We met Teal and Trent in Incarcerated; they are best friends to Katie and Logan, respectively. I didn’t like either of these characters, honestly, but they were good well-drawn characterizations nonetheless. Teal is overbearing and comes off as a stereotypical loud mouth, bitter Black woman. Most of what we learn about Trent is through Logan’s POV and it’s not good. What is unmistakable about Trent is that he is entirely unsupportive of Logan’s relationship with Katie…for reasons.
In Inevitable, Teal has changed. She may not always agree with Katie but she’s learning when to keep her opinions to herself and let Katie live her own life. As maid of honor to Katie, she’s going to do everything in her power to make sure her friends gets the fairytale wedding day they deserve. Trent, OTOH, begrudgingly agreed to serve as Logan’s best man and plans to do whatever he can to stop Logan from marrying Katie and get him back to Kentucky where he belongs.

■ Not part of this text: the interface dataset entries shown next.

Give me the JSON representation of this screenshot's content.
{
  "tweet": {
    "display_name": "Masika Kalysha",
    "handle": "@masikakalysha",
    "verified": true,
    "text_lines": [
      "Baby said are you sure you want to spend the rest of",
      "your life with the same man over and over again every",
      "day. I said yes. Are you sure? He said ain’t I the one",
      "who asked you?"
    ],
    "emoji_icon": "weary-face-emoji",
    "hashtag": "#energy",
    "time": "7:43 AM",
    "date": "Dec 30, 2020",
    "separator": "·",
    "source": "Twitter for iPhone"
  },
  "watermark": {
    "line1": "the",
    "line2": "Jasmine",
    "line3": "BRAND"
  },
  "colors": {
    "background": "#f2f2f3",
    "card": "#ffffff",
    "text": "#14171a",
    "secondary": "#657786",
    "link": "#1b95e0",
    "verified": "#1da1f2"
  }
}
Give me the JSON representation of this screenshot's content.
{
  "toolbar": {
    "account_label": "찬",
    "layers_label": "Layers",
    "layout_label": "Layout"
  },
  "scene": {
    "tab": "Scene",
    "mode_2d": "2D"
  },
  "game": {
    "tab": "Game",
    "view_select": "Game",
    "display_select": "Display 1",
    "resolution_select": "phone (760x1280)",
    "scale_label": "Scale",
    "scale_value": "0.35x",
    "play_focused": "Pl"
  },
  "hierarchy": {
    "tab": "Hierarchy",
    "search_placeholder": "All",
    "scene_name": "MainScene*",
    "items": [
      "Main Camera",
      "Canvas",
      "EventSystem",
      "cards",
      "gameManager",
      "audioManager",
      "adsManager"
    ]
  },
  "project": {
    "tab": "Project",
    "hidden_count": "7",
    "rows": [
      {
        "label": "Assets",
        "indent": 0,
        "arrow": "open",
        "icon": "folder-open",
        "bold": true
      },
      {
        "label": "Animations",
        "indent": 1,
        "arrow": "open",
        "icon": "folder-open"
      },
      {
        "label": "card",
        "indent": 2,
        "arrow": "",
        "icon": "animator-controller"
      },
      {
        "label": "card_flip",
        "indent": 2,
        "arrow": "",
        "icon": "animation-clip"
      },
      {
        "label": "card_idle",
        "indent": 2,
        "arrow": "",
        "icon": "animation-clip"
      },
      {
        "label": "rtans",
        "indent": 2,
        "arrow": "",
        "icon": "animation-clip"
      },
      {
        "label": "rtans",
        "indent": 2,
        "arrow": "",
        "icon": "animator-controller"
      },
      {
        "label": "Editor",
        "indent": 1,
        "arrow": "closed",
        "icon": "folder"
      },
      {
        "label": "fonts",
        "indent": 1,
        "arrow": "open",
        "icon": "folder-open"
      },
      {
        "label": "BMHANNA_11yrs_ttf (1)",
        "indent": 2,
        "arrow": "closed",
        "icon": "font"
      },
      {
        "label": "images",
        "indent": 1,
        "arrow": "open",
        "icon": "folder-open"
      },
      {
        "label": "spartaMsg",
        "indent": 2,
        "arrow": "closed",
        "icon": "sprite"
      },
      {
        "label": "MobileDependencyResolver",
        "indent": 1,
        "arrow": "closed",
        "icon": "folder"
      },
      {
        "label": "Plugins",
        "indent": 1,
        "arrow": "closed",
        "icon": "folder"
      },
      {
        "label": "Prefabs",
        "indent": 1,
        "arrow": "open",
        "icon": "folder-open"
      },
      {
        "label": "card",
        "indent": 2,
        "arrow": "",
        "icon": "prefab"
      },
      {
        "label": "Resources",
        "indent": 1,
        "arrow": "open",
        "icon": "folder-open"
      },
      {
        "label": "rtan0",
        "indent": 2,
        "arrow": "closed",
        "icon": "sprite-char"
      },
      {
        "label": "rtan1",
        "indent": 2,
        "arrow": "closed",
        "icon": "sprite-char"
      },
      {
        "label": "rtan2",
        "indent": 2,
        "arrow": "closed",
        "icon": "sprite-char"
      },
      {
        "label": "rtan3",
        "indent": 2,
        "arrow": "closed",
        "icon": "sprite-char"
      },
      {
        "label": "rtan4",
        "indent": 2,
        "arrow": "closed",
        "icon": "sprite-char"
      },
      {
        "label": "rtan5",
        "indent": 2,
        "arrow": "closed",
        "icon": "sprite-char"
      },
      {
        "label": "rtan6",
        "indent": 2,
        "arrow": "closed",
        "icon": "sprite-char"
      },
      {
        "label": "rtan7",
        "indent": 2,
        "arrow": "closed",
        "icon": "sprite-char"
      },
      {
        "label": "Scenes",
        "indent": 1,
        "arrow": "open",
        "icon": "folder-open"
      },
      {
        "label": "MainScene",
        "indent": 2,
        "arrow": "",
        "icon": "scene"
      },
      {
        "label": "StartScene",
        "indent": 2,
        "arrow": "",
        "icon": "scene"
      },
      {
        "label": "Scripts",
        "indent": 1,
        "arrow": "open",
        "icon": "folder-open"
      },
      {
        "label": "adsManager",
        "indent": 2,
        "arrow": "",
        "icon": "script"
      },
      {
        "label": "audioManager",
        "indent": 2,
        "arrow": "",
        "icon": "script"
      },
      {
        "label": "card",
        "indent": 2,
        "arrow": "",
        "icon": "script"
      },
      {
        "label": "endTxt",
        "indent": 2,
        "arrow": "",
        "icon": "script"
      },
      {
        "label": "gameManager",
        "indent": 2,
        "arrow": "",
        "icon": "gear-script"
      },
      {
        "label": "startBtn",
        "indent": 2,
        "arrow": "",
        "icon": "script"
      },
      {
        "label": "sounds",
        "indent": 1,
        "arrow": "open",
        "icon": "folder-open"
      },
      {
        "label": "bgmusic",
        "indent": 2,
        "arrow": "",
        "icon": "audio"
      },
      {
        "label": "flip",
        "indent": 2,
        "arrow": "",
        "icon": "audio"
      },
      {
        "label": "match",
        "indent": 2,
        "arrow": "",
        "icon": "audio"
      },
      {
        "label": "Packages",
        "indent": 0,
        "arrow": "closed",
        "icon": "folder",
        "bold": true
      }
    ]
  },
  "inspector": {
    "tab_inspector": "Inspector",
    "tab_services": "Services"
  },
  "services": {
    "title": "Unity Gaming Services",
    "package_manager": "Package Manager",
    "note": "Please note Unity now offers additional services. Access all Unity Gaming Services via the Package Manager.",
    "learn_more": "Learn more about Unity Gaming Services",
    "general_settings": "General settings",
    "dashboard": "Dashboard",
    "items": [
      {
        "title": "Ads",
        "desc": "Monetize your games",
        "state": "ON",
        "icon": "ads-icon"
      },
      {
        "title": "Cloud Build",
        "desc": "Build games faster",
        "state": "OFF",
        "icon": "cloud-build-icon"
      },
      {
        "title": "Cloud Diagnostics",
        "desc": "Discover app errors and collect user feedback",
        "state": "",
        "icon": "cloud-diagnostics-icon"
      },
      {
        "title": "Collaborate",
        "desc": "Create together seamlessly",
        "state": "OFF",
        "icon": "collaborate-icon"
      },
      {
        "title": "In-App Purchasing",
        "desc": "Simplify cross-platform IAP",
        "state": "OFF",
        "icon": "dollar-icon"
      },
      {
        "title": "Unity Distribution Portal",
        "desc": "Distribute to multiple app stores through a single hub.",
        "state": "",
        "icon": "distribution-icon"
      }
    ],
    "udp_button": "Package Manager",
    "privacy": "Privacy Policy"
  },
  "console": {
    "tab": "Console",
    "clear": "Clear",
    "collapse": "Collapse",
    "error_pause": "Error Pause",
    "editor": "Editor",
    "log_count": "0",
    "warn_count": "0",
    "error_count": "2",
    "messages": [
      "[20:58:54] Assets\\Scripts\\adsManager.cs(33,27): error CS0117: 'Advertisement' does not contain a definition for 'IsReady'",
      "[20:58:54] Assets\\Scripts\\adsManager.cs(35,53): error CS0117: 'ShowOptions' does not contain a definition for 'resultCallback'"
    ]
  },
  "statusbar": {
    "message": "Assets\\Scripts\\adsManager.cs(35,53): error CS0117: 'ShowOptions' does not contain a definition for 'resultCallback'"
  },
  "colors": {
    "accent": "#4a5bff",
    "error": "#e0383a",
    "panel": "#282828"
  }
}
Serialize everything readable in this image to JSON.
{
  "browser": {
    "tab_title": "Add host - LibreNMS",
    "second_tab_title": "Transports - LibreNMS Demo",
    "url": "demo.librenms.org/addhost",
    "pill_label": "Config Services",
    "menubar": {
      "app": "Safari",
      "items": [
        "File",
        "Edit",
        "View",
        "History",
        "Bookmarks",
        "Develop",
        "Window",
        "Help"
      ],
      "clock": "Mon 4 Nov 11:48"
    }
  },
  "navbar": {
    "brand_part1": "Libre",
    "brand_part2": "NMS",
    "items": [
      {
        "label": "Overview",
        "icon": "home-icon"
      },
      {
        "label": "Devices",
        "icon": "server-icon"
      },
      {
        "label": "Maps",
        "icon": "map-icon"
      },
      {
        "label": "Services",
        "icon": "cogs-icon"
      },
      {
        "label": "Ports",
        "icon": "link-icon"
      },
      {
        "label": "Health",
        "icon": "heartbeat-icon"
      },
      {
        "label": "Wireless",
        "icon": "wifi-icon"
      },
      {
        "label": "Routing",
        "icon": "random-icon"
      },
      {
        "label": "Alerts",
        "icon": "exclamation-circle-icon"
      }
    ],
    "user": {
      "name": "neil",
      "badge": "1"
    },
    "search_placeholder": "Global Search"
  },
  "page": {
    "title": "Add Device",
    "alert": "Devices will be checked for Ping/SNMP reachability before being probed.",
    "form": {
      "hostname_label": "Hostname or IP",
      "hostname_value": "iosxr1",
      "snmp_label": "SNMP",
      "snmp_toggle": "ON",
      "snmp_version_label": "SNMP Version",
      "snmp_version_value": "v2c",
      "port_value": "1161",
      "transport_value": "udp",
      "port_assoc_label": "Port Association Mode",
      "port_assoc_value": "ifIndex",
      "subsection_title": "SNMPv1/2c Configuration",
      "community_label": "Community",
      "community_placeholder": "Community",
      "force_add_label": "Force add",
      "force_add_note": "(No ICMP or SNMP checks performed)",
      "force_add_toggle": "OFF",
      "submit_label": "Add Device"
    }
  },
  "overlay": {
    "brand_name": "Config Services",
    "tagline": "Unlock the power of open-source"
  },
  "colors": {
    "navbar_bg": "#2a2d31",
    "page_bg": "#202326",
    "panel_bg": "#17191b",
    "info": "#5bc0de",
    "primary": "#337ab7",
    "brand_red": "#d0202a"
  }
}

I greatly enjoyed the “there’s more than meets the eye” factor of this story. Trent isn’t the racist who he’s allowed people to think he is for the last umpteen years. Teal isn’t the self-assured ball buster she portrays herself to be either.
What I didn’t enjoy so much is how Inevitable became too soap opera-esque, with OTT antics from both Trent and Teal at points. I found myself eye-rolling at how convenient it was that Teal goes off half-cocked to confront Trent during a snow storm which leaves them stranded away from their friends. Inevitable also felt more like a continuation of Incarcerated; not the true stand alone for Trent and Teal I was expecting.
In the end, I was left wanting more as I couldn’t quite buy that Teal and Trent had truly fallen deeply in love after those few days in the cabin considering their rather long separation thereafter. To the author’s credit, the end is very much HFN; akin to a start of a relationship, with lots of details yet to be resolved.
I look forward to more of this set of friends and lovers in the next installment. Although the books say that one can read these books as stand-alones, I don’t recommend it considering how each story builds upon the next.